One Montgomery County Public Schools official said that had the school system known more information earlier about teacher Walter Stafon Bowman, they might not have hired him.
Bowman was arrested Jan. 8 and charged with three counts of second-degree assault and one count of false imprisonment all stemming from incidents of unwanted physical contact with three female coworkers at Briggs Chaney Middle School in Silver Spring, police said.
Carole Goodman, associate superintendent for the school system’s Office of Human Resources and Development, was one of several school system officials — including Darryl Williams, associate superintendent of middle schools for the school system — who attended a Briggs Chaney parent-teacher association meeting Jan. 14 to talk and answer questions about the school system’s investigation process and Bowman’s record and recent arrest.
The school system officials addressed community concern that Bowman, 37, of the 4900 block of Veronica Court in Indian Head has faced other charges in the past.
Goodman said “there were no red flags” among the information the school system had when it hired Bowman, but that the school system might have acted differently if it had known more about him.
In Prince George’s County District Court, Bowman faced charges in 2010 related to second-degree assault and violating a protective order, according to online court records.
The records show he pleaded guilty to only one charge of violating a protective order and was fined $100.
In a school system with a large number of employees, Goodman said, sometimes things slip through the school system’s screening process that includes a background check, transcripts and letters of recommendation.
“It’s unusual for a person to have things in their background that didn’t show up,” she said. “I’m still kind of baffled about it.”
Kush Arora, Bowman’s attorney, said in an interview that those concerned about past charges against Bowman should understand that allegations against someone do not indicate guilt.
Professionals familiar with the allegations and the law made “the appropriate decision” not to prosecute Bowman, Arora said.
“There’s certainly nothing in his history that indicates he’s been prosecuted for any kind of act of violence,” he said.
Other school system officials assured the attendees during the meeting that nothing in Bowman’s past indicates he is dangerous.
Bob Hellmuth — director of school safety and security for the school system — said that while Bowman’s records show accusations against him, nothing indicates Bowman is “a threat” or “a man of violence,” he said.
Robert Grundy — director of the Performance Evaluation and Compliance Unit in the school system’s Human Resources and Development Office — said the school system considers charges that appear in a job candidate’s background check and considers factors such as the nature of the charges and whether they indicate a potential impact on students.
Officials at the meeting said the school system investigated Bowman earlier in the school year regarding the incidents with the female employees.
One person who attended the meeting asked why the school system allowed Bowman back into the school after its investigation but police had arrested him after they looked into the incidents.
Hellmuth said that the arrest doesn’t signify criminal intent on Bowman’s part.
He added there are some “nuances” between the statements the female employees gave to the school system and those they gave to police.

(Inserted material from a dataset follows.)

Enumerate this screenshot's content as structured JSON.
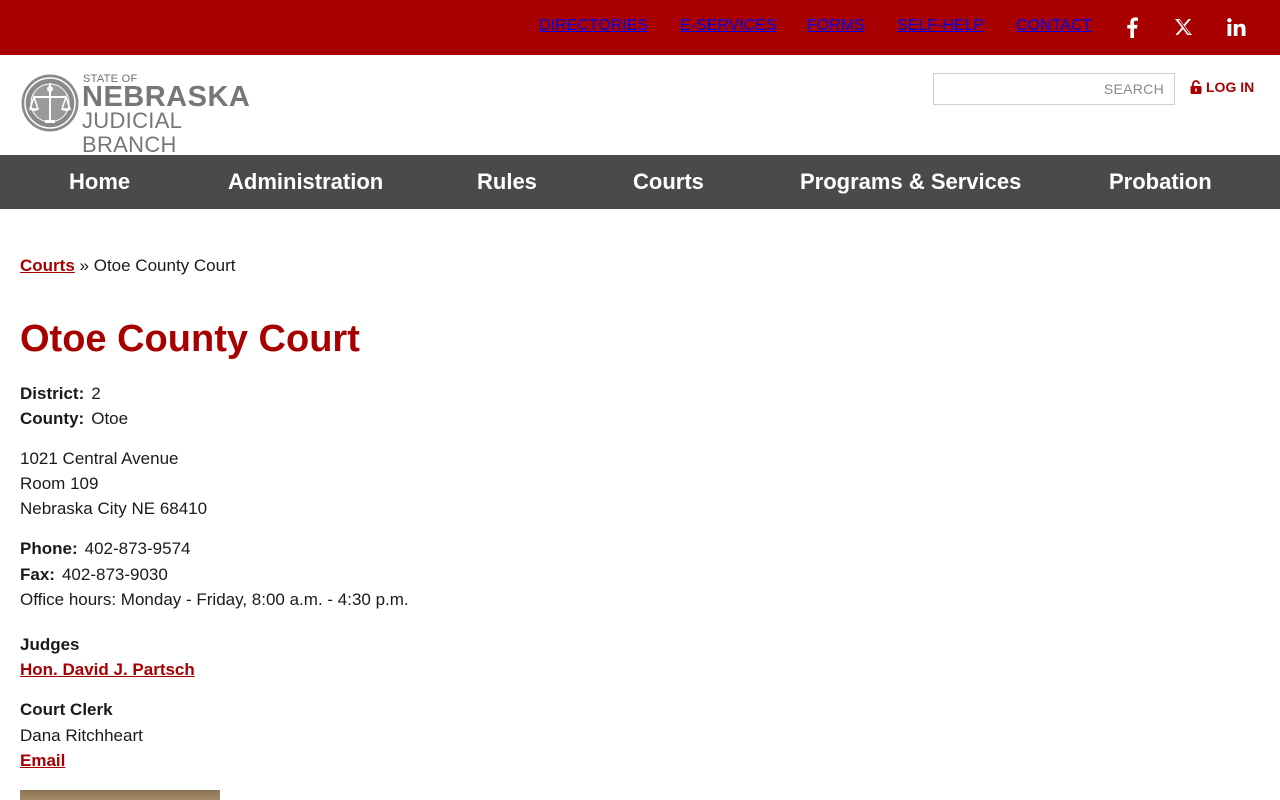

After one man raised concerns during the PTA meeting that Bowman returned to work with the female employees, Grundy said Bowman’s reported behavior involving inappropriate, non-sexual touching did not warrant moving him out of the school.
Briggs Chaney Principal Tamitha Campbell said they do not believe Bowman acted inappropriately toward students, but his arrest has been difficult for some students.
“For some kids that was their mentor,” Campbell said.
Cristina Benitez of Silver Spring, whose seventh-grade daughter was in one of Bowman’s classes, said she observed one of Bowman’s classes during a fall open house and thought he was “very insightful,” engaging and well-prepared.
“He came across a little bit strict,” she said.
The allegations against Bowman come as a shock, she said.
Lori Sciannella, a substitute teacher who has worked at the school since October, said after the meeting she still had unanswered questions, including whether the employees involved had had an opportunity to go to police when they raised their concerns about Bowman that led to the school’s investigation.
“I would hope that they would tighten up their vetting process,” she said of the school system.
One of the three female employees reported that Bowman assaulted her twice in late August, according to police, once putting his hands on her shoulders unexpectedly and, in another incident, placing her in a bear hug until she was able to break free.
Another female employee said she was standing in her classroom in September when Bowman approached her from behind, crouched on the floor and touched her ankle, according to police.
The third employee said Bowman grabbed her from behind around the waist in September, police said.
According to Bowman’s charging documents, police believed Bowman assaulted other people who are afraid to come forward.
His trial is scheduled for Feb. 25 at District Court in Silver Spring, according to online court records.
Bowman previously worked at Needwood Academy in Rockville for a few months in 2009 and A. Mario Loiederman Middle School in Silver Spring from August 2012 to June 2013, Montgomery County Schools spokesman Dana Tofig said.